It's really difficult for me to explain what success looks like, so I am going talk about what I took from this weeks readings and apply them to our project . To achieve success it is important to start with a plan that includes a purpose and goal to help you get there. The fact is that the Internet is such a largely used tool that it makes it difficult to narrow in on a specific audience. You cannot assume that our audience is going to have the background knowledge for every topic that we cover. It is imperative to provide comprehensive material that is well-researched and accurate. This will include informative text, photos and video and presented in a way that is fun and interesting.

Creating a task list has helped us come up with a plan and now our goal is to effectively organize and present them in an interesting way. The topics we have come up with include: environmental factors, chronology, structural causes of collapse, charities/victim compensation funds, taxation issues, similar collapses in US, internet/citizen journalism, political repercussions, redesign plans, traffic impact and preventative measures. While all of these topics are related to the bridge collapse, they provide a variety of information for each individual interest.

The organization of information is a major factor in determining success. Our audience is variable and not general. There are many different reasons people may seek out our site. We need to organize the information so that the people can find the right answer to their questions. For this reason it should be easy to navigate so that they don't get lost and frustrated. For if people don't get the information that they are looking for they are not likely to return and that would leave us unsuccessful. A piece from the readings that relates to this is "As the Internet provides users with the freedom to publish information it quietly burdens them with the responsibility to organize that information." (Information Architecture, pg. 54). Anyone can create a website, but not everyone can do this successfully. "By recognizing the importance of perspective, by striving to understand the intended audiences through user research and testing, and by providing multiple navigation pathways, you can do a better job of organizing information for public consumption." (Information Architecture, pg. 57).

So to conclude, I feel that every project needs a plan. This will help to ensure that the information is presented in an organized, informative and use-friendly way.
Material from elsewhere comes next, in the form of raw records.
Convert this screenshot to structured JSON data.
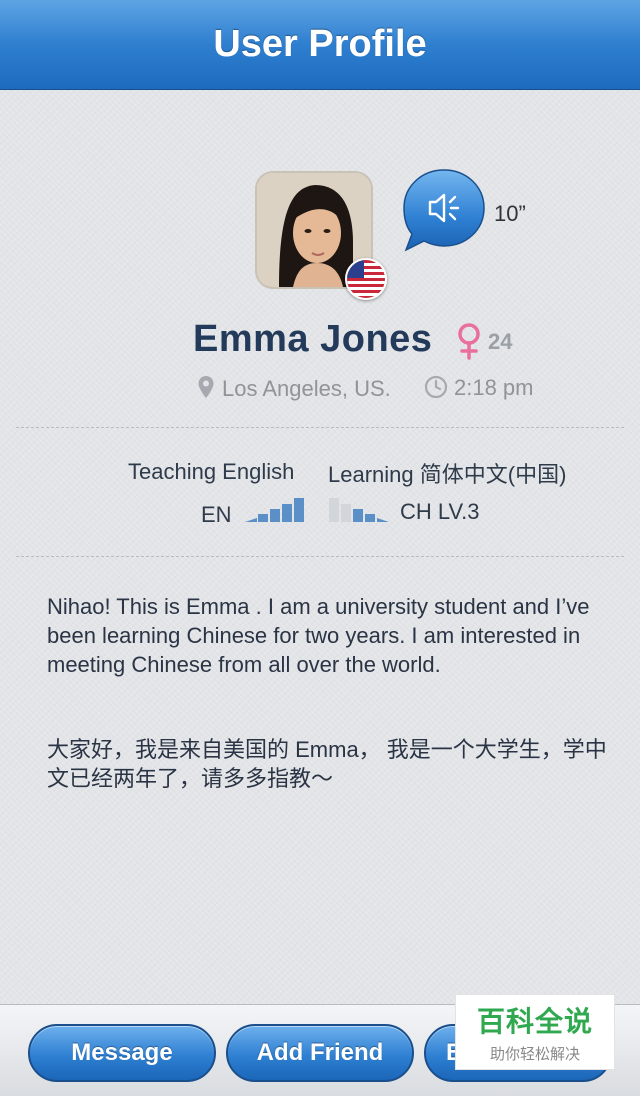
{
  "header": {
    "title": "User Profile"
  },
  "profile": {
    "name": "Emma Jones",
    "age": "24",
    "gender_icon": "female-symbol-icon",
    "location": "Los Angeles, US.",
    "local_time": "2:18 pm",
    "voice_intro_duration": "10”",
    "flag": "us-flag-icon"
  },
  "languages": {
    "teaching_label": "Teaching English",
    "teaching_code": "EN",
    "teaching_level_bars": 5,
    "learning_label": "Learning 简体中文(中国)",
    "learning_code": "CH LV.3",
    "learning_level_bars": 3
  },
  "bio": {
    "english": "Nihao! This is Emma . I am a university student and I’ve been learning Chinese for two years. I am interested in meeting Chinese from all over the world.",
    "chinese": "大家好，我是来自美国的 Emma， 我是一个大学生，学中文已经两年了，请多多指教～"
  },
  "actions": {
    "message_label": "Message",
    "add_friend_label": "Add Friend",
    "third_label": "B"
  },
  "watermark": {
    "main": "百科全说",
    "sub": "助你轻松解决"
  },
  "colors": {
    "nav_blue": "#2f7fd0",
    "name_navy": "#233a5a",
    "gender_pink": "#e8709a",
    "level_blue": "#5b8fc7",
    "watermark_green": "#2fa84f"
  }
}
By doing so we should be able to achieve success.

Comments

Tracy, I agree with you 100%. All the steps that we have taken to guide this wiki in the right direction have been very beneficial in our informational architecture. The biggest concern of mine is the usability of the site. Did you know that it takes the average web surfer 7 seconds before he/she moves on to another site due to usability issues. I feel that we really need to focus on how we are going to categorize our information.

Tracy, I agree with you 100%. All the steps that we have taken to guide this wiki in the right direction have been very beneficial in our informational architecture. The biggest concern of mine is the usability of the site. Did you know that it takes the average web surfer 7 seconds before he/she moves on to another site due to usability issues. I feel that we really need to focus on how we are going to categorize our information.
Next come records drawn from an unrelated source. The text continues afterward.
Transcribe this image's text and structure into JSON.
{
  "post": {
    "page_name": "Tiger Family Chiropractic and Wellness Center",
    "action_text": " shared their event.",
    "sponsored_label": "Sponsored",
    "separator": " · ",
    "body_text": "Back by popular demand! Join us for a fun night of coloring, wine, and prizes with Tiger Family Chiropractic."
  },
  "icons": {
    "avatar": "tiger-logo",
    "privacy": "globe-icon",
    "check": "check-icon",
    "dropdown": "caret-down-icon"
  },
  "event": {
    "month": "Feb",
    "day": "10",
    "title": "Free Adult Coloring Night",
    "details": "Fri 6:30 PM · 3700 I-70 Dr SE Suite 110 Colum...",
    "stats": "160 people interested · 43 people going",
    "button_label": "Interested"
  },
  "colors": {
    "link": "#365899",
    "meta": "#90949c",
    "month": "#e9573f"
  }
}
I am still somewhat confounded by the challenge of addressing a variable audience. I strongly agree with you that we should narrow our audience focus. In marketing-speak (my profession's language) that would be identifying a target market or audience. If we target U students or even U students with an interest in scientific and technical topics, for example, we can more easily and effectively organize the content of our wiki.
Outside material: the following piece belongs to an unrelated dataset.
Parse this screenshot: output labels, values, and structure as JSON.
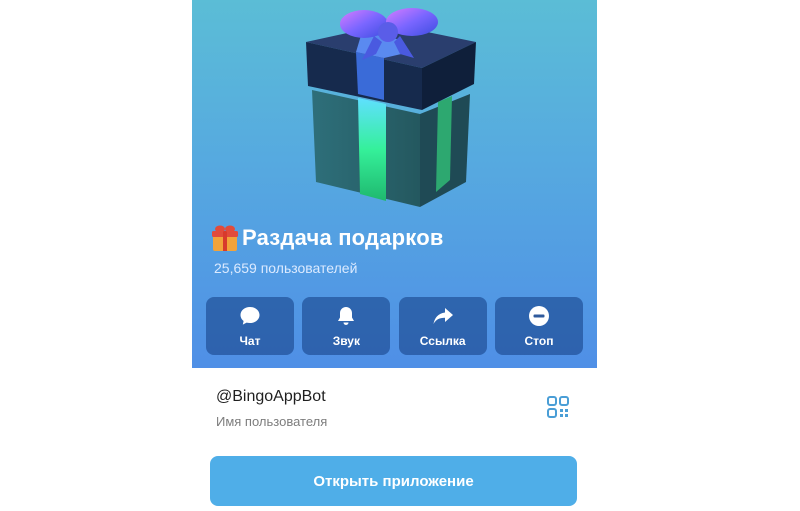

You also mentioned that Morville and Rosenfeld stressed the importance of researching your audience and user testing. I wondered how we could do that with this project. Will we be able to do that or does the timeframe and scope of this project rule it out? Other than what I read this week, I am not familiar with how testing is designed and conducted.